India’s voracious appetite for gold has long made it the yellow metal’s strongest pillar of support. But earlier this year, some market observers — such as Marcus Grubb, managing director of the World Gold Council (WGC) — suggested that China could become the world’s top gold consumer.
India’s gold demand has been disappointing so far in 2012 and China looks set to become the top market for gold. Though some are optimistic about Indian demand in the fourth quarter (Q4), it is likely that the country’s gold purchases this year will be sharply lower than they were in 2011. That raises the question of whether India is merely adapting to headwinds or is experiencing a decreased appetite for the metal.

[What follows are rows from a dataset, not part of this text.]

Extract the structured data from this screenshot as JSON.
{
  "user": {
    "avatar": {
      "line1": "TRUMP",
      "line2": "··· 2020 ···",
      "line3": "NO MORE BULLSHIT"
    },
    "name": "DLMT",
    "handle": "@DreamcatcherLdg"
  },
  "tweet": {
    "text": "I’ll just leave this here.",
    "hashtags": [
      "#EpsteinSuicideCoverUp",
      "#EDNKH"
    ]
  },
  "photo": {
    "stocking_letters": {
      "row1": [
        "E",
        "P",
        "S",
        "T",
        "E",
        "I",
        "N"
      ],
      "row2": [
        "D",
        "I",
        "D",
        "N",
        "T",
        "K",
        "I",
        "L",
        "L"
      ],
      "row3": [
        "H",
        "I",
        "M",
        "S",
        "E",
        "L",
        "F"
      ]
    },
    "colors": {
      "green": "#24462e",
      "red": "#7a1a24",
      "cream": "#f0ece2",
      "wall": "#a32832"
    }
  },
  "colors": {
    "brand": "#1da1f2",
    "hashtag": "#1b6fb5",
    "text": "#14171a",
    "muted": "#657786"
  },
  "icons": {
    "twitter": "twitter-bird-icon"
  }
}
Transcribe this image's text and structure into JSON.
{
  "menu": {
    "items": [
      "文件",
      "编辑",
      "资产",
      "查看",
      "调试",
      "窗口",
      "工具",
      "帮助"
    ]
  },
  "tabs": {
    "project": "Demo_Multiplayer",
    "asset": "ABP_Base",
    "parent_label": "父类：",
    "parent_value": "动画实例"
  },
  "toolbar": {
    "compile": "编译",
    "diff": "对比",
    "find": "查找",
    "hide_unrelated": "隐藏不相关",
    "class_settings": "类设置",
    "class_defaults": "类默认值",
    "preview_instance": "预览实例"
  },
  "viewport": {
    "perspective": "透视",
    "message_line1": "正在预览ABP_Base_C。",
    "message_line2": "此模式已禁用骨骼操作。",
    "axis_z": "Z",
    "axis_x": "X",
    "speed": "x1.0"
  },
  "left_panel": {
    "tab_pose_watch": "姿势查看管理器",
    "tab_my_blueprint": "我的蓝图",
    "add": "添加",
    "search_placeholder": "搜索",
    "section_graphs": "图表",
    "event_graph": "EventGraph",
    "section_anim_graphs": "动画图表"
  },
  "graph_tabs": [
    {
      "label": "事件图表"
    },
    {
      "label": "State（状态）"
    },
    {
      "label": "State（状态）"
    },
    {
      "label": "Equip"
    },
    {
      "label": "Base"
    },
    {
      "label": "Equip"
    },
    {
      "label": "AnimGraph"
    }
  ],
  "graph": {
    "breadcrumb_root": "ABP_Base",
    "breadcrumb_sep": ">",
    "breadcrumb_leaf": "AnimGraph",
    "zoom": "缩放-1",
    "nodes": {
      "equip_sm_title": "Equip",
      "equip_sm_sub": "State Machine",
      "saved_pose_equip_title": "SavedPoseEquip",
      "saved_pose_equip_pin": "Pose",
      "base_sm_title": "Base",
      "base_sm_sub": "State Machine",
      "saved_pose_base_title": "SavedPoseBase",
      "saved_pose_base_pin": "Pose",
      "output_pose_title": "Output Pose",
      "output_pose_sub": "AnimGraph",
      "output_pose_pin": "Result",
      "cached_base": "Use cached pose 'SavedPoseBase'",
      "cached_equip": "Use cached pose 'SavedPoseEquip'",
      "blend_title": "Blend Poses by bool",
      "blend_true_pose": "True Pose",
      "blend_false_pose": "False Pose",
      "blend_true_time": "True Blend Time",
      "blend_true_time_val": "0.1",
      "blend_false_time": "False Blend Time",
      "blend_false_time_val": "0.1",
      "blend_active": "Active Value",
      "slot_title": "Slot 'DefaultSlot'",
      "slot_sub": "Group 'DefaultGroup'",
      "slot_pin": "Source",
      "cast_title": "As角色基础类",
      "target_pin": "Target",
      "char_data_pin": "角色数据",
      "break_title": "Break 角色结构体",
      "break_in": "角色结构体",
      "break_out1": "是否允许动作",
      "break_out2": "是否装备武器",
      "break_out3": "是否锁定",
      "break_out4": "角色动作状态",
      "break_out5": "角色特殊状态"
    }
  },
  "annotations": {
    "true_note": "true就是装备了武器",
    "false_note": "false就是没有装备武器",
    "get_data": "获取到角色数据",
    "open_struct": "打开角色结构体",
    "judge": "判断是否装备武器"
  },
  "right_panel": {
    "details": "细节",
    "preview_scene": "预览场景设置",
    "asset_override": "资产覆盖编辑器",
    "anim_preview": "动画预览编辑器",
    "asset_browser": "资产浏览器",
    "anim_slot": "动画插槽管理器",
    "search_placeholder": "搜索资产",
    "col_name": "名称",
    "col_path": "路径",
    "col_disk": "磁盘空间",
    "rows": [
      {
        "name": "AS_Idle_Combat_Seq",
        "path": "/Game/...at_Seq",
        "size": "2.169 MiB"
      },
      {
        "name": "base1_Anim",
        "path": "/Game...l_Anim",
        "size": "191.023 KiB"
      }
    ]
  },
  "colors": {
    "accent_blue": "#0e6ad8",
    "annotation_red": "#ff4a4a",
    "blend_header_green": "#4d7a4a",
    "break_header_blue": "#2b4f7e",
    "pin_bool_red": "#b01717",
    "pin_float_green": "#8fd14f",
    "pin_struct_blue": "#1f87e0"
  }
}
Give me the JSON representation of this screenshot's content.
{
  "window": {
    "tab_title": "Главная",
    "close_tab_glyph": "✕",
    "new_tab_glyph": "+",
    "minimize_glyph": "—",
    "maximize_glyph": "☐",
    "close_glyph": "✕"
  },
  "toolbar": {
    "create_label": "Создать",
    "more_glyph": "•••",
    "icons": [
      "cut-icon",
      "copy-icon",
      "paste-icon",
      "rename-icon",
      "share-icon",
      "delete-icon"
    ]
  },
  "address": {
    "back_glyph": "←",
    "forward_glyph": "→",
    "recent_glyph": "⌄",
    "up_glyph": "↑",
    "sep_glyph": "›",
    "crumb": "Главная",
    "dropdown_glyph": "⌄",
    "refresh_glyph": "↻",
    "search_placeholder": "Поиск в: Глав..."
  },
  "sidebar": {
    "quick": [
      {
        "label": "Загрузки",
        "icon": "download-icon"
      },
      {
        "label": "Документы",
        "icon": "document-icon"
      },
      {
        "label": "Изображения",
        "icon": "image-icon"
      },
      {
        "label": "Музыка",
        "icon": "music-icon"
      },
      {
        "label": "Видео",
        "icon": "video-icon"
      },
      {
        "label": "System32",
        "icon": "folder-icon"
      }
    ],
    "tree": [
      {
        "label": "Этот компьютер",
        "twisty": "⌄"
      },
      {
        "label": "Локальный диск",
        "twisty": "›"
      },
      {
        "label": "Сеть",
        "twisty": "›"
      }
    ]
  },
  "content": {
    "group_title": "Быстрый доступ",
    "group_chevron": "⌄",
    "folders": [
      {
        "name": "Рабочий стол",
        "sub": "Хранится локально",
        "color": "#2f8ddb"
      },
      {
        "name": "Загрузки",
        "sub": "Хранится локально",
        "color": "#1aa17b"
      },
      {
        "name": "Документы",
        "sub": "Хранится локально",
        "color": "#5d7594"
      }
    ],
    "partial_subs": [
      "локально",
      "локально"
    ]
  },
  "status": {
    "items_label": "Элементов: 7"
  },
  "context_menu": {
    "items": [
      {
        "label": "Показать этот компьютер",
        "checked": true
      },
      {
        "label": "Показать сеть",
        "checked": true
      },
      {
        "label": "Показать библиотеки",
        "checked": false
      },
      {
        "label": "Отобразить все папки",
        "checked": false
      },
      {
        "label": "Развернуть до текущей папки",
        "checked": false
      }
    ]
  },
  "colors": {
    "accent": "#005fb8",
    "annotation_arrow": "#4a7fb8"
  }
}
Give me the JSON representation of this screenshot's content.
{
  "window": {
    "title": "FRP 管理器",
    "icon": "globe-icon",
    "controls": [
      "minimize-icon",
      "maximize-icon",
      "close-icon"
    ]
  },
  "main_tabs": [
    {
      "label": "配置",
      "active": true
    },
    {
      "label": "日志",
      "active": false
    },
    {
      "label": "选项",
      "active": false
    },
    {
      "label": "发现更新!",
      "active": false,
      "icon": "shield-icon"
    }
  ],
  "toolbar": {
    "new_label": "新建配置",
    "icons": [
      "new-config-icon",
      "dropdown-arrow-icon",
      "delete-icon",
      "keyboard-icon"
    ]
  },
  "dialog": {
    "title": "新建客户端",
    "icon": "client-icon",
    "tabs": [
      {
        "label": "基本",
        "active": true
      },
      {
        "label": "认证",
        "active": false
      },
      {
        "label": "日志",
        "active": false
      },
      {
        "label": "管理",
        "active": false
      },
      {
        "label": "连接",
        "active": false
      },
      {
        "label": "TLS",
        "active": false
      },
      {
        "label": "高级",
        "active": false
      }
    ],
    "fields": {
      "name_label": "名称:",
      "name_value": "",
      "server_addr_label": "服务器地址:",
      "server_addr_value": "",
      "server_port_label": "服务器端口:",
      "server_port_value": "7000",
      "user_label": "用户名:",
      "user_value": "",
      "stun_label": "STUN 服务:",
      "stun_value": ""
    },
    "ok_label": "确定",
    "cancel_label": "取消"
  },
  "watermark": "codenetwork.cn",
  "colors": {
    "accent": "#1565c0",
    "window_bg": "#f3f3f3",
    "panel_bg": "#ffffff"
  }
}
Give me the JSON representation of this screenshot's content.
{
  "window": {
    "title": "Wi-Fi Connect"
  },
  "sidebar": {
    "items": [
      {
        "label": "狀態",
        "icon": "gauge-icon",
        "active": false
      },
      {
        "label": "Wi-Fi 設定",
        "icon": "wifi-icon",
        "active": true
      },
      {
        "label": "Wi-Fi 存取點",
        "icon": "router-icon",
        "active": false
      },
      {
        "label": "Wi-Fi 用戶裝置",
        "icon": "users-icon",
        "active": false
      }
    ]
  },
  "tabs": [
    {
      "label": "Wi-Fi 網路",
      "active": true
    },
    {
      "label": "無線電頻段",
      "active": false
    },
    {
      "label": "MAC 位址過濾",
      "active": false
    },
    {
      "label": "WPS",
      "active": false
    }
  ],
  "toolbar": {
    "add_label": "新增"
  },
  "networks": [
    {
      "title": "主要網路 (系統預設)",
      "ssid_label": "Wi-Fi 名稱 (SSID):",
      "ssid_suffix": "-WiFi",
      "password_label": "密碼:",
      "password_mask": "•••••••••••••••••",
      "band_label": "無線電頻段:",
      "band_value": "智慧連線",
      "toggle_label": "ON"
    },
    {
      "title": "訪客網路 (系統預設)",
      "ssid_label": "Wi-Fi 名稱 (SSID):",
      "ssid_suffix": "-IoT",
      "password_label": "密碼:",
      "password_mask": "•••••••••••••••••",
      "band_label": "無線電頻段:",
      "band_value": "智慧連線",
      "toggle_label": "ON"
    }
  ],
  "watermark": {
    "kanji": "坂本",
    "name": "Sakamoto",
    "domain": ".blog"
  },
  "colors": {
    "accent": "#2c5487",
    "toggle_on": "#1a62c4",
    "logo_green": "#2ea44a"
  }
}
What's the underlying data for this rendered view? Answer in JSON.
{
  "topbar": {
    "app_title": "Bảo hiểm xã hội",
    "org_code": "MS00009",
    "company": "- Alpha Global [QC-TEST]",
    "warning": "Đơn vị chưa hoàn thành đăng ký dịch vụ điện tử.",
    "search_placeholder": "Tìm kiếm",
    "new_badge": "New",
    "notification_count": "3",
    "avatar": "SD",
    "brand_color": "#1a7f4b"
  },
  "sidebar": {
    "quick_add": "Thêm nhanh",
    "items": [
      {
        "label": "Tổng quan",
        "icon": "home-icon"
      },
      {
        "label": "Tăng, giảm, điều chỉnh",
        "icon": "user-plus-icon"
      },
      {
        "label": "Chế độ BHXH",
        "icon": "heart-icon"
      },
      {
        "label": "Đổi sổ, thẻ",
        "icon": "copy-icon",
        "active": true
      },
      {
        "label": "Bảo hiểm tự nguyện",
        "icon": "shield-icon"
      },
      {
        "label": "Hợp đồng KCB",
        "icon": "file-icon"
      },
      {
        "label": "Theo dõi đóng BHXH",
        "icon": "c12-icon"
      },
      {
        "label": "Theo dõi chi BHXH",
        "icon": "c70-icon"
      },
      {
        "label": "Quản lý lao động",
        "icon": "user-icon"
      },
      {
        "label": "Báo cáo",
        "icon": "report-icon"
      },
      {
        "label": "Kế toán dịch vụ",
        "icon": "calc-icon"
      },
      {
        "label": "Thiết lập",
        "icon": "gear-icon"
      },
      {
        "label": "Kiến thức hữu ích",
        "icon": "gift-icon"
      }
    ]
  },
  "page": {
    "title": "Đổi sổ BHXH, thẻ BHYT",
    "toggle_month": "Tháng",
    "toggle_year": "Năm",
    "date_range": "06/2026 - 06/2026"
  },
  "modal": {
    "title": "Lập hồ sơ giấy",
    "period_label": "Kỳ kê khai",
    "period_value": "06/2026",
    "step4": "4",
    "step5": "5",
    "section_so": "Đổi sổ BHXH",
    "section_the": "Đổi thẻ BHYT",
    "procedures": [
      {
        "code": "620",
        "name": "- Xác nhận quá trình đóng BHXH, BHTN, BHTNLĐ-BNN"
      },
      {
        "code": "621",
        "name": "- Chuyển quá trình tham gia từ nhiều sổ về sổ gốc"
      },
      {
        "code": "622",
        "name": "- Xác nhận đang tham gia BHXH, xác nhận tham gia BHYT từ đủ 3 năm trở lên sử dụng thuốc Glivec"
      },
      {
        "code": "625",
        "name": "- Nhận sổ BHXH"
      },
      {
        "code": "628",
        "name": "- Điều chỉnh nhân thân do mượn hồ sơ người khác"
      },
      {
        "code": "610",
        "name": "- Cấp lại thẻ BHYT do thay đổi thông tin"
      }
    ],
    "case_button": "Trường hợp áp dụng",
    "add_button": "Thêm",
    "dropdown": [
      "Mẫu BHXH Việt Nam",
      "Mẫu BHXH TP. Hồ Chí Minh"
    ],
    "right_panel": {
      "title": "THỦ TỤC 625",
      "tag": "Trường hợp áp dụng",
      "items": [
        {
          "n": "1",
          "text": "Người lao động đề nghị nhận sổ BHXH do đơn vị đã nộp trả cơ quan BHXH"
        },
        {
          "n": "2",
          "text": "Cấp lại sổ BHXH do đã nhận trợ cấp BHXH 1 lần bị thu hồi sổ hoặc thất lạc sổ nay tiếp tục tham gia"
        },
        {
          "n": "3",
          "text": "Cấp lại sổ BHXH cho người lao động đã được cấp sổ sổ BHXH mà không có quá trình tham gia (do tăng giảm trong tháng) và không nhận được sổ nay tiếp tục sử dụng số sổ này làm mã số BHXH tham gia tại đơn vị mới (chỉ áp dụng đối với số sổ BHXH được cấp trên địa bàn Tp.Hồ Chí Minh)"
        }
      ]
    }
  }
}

For the first half of 2012, India’s gold demand was down about 33 percent. Declines are also expected for the third quarter compared to the same period last year. Despite this disappointing performance, the festive season is now approaching; Dussehra is on October 24 and Dhanteras and Diwali follow in November. Many market participants are expecting to see improvement in Indian gold demand this quarter.
Gold imports may jump to as much as 200 metric tons this quarter, according to Bachhraj Bamalwa, chairman of the All India Gems & Jewellery Trade Federation.
Prithviraj Kothari, president of the Bombay Bullion Association, also projected demand of 200 metric tons during the peak season from September to December.
The WGC and its partners, Reliance Money Infrastructure and India Post, are offering buyers a 7 percent discount on 24-carat gold coins in a range of denominations through December. The trio is undoubtedly hoping that its offer will motivate Indians to buy gold this season.
India’s gold market has faced numerous headwinds this year, including a government agenda to curb its citizens’ appetite for the metal. One means of doing so was applying taxes on gold that drove up prices. Initially many were skeptical about the success of the government’s efforts. But the measures came during a year when the income of the agricultural sector — which is responsible for a significant amount of gold demand — was impacted by disappointing monsoon rains. The nation has also been forced to deal with a very weak rupee.
The value of India’s currency is considered the most severe headwind for gold demand. While there is optimism about Indians’ appetite for gold this quarter, many admit that it will depend on the value of the rupee versus the dollar.
On Monday there was reportedly a surge in demand for the metal. That day, India’s currency strengthened against the greenback.
“India should be a better buyer over the next two weeks from a seasonal perspective,” states an October 18 market comment from UBS, “but this remains highly contingent on the behavior of the rupee gold price.”
Q4 gold demand did not materialize last year as expected, but was instead down about 44 percent. That decline is important when assessing the performance in the Indian market this year.
If gold imports do reach 200 metric tons that will represent a quarter-on-quarter increase, the first climb in six quarters, according to Bloomberg. But Kothari indicated that will amount to a 40 percent slump for the peak season year-on-year. Auspicious periods may be able to boost demand temporarily, but Indian gold demand for 2012 is expected to be down, and that is likely to result in the second consecutive annual decline.
In 2010, India’s appetite for gold totaled 963 metric tons. That appetite was reduced to about 933 metric tons last year. This year, Kothari said that India may not even import over 450 metric tons.
View This Poll